Biography

Max Hastings

Max Hastings is the author of 26 books, most about conflict, and between 1986 and 2002 served as editor-in-chief of the Daily Telegraph, then editor of the Evening Standard. He has won many prizes both for journalism and his books, of which the most recent are ALL HELL LET LOOSE, CATASTROPHE and THE SECRET WAR, bestsellers translated around the world. He is a fellow of the Royal Society of Literature, an Honorary Fellow of King’s College, London and was knighted in 2002. He has two grown-up children, Charlotte and Harry, and lives with his wife Penny in West Berkshire, where they garden enthusiastically.

Max Hastings

Books by Max Hastings

by Max Hastings - History, Nonfiction

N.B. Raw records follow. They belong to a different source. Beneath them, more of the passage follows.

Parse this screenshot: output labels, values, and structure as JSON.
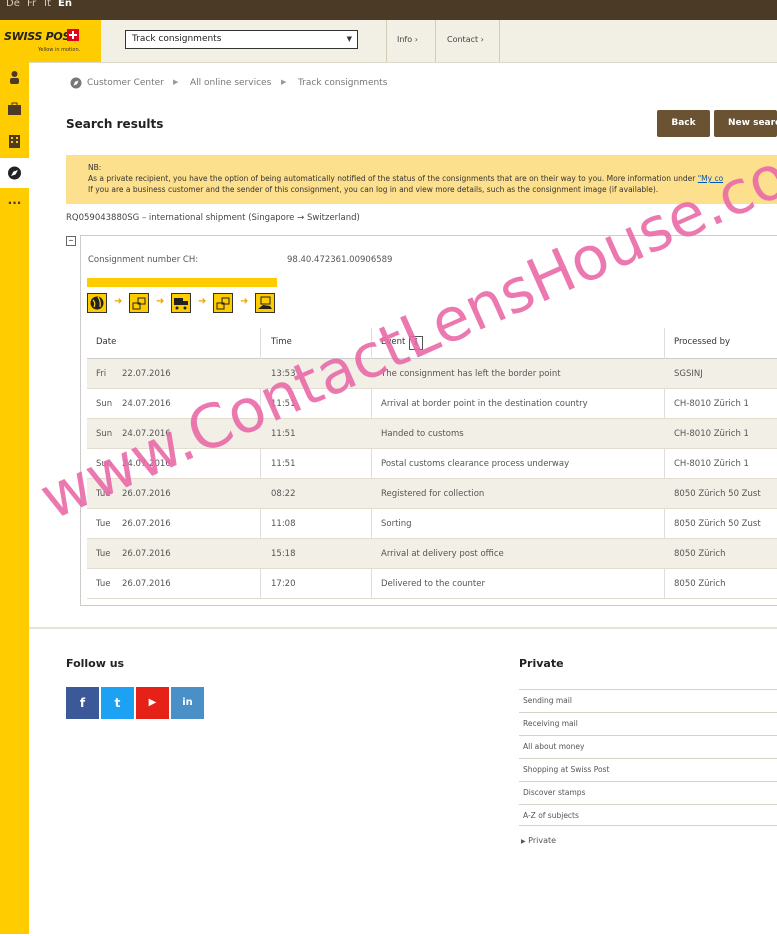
{
  "languages": [
    "De",
    "Fr",
    "It",
    "En"
  ],
  "active_language": "En",
  "logo": {
    "text": "SWISS POST",
    "tagline": "Yellow in motion."
  },
  "header": {
    "service_select": "Track consignments",
    "info": "Info",
    "contact": "Contact"
  },
  "sidebar_icons": [
    "person-icon",
    "briefcase-icon",
    "building-icon",
    "compass-icon",
    "more-icon"
  ],
  "breadcrumb": [
    "Customer Center",
    "All online services",
    "Track consignments"
  ],
  "page": {
    "title": "Search results",
    "back_button": "Back",
    "new_search_button": "New search"
  },
  "notice": {
    "line1": "NB:",
    "line2": "As a private recipient, you have the option of being automatically notified of the status of the consignments that are on their way to you. More information under",
    "link": "\"My co",
    "line3": "If you are a business customer and the sender of this consignment, you can log in and view more details, such as the consignment image (if available)."
  },
  "shipment": {
    "title": "RQ059043880SG – international shipment (Singapore → Switzerland)",
    "toggle": "–",
    "consignment_label": "Consignment number CH:",
    "consignment_value": "98.40.472361.00906589"
  },
  "table": {
    "headers": [
      "Date",
      "Time",
      "Event",
      "Processed by"
    ],
    "rows": [
      {
        "day": "Fri",
        "date": "22.07.2016",
        "time": "13:53",
        "event": "The consignment has left the border point",
        "by": "SGSINJ"
      },
      {
        "day": "Sun",
        "date": "24.07.2016",
        "time": "11:51",
        "event": "Arrival at border point in the destination country",
        "by": "CH-8010 Zürich 1"
      },
      {
        "day": "Sun",
        "date": "24.07.2016",
        "time": "11:51",
        "event": "Handed to customs",
        "by": "CH-8010 Zürich 1"
      },
      {
        "day": "Sun",
        "date": "24.07.2016",
        "time": "11:51",
        "event": "Postal customs clearance process underway",
        "by": "CH-8010 Zürich 1"
      },
      {
        "day": "Tue",
        "date": "26.07.2016",
        "time": "08:22",
        "event": "Registered for collection",
        "by": "8050 Zürich 50 Zust"
      },
      {
        "day": "Tue",
        "date": "26.07.2016",
        "time": "11:08",
        "event": "Sorting",
        "by": "8050 Zürich 50 Zust"
      },
      {
        "day": "Tue",
        "date": "26.07.2016",
        "time": "15:18",
        "event": "Arrival at delivery post office",
        "by": "8050 Zürich"
      },
      {
        "day": "Tue",
        "date": "26.07.2016",
        "time": "17:20",
        "event": "Delivered to the counter",
        "by": "8050 Zürich"
      }
    ]
  },
  "footer": {
    "follow_us": "Follow us",
    "social": [
      {
        "icon": "facebook-icon",
        "glyph": "f",
        "color": "#3b5998"
      },
      {
        "icon": "twitter-icon",
        "glyph": "t",
        "color": "#1da1f2"
      },
      {
        "icon": "youtube-icon",
        "glyph": "▶",
        "color": "#e62117"
      },
      {
        "icon": "linkedin-icon",
        "glyph": "in",
        "color": "#4a90c8"
      }
    ],
    "private_title": "Private",
    "private_links": [
      "Sending mail",
      "Receiving mail",
      "All about money",
      "Shopping at Swiss Post",
      "Discover stamps",
      "A-Z of subjects"
    ],
    "private_more": "Private"
  },
  "watermark": "www.ContactLensHouse.com",
  "colors": {
    "brand_yellow": "#ffcc00",
    "button_brown": "#6b5232",
    "notice_bg": "#fde08d",
    "watermark_pink": "#ea6aa8"
  }
}
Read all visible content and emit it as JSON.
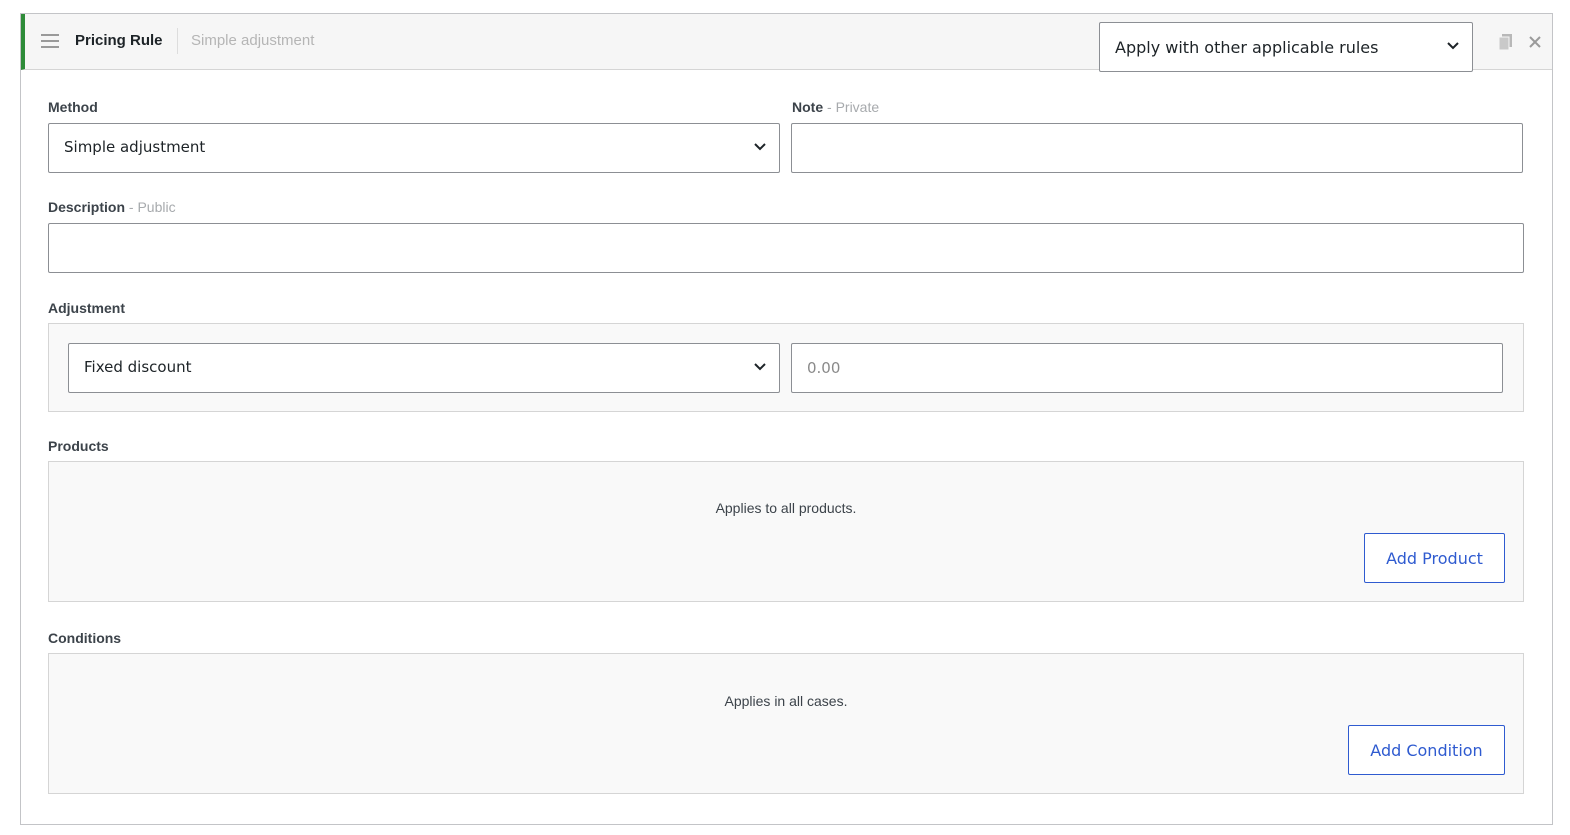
{
  "header": {
    "title": "Pricing Rule",
    "subtitle": "Simple adjustment",
    "apply_mode": "Apply with other applicable rules"
  },
  "method": {
    "label": "Method",
    "value": "Simple adjustment"
  },
  "note": {
    "label": "Note",
    "hint": "- Private",
    "value": ""
  },
  "description": {
    "label": "Description",
    "hint": "- Public",
    "value": ""
  },
  "adjustment": {
    "label": "Adjustment",
    "type": "Fixed discount",
    "amount_placeholder": "0.00"
  },
  "products": {
    "label": "Products",
    "empty_text": "Applies to all products.",
    "add_button": "Add Product"
  },
  "conditions": {
    "label": "Conditions",
    "empty_text": "Applies in all cases.",
    "add_button": "Add Condition"
  },
  "colors": {
    "accent_bar": "#2e8b38",
    "button_blue": "#2f5bd0"
  },
  "icons": [
    "drag-handle-icon",
    "chevron-down-icon",
    "copy-icon",
    "close-icon"
  ]
}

Vietnam became the Western world’s most divisive modern conflict, precipitating a battlefield humiliation for France in 1954, then a vastly greater one for the United States in 1975. Max Hastings has spent the past three years interviewing scores of participants on both sides, as well as researching a multitude of American and Vietnamese documents and memoirs. He portrays the set pieces of Dienbienphu, the 1968 Tet offensive, the air blitz of North Vietnam, and also much less familiar miniatures such as the bloodbath at Daido, where a US Marine battalion was almost wiped out, together with extraordinary recollections of Ho Chi Minh’s warriors. Here are the vivid realities of strife amid jungle and paddies that killed two million people.

by Max Hastings - History, Nonfiction

From acclaimed military historian Max Hastings comes a new history of the outbreak of World War I: the dramatic stretch from the breakdown of diplomacy to the battles that marked the frenzied first year before the war bogged down in the trenches.

by Max Hastings - History, Nonfiction, Politics

It was the first war we could not win. At no other time since World War II have two superpowers met in battle. Now Max Hastings, preeminent military historian, takes us back to the bloody bitter struggle to restore South Korean independence after the Communist invasion of June 1950. Using personal accounts from interviews with more than 200 vets --- including the Chinese --- Hastings follows real officers and soldiers through the battles.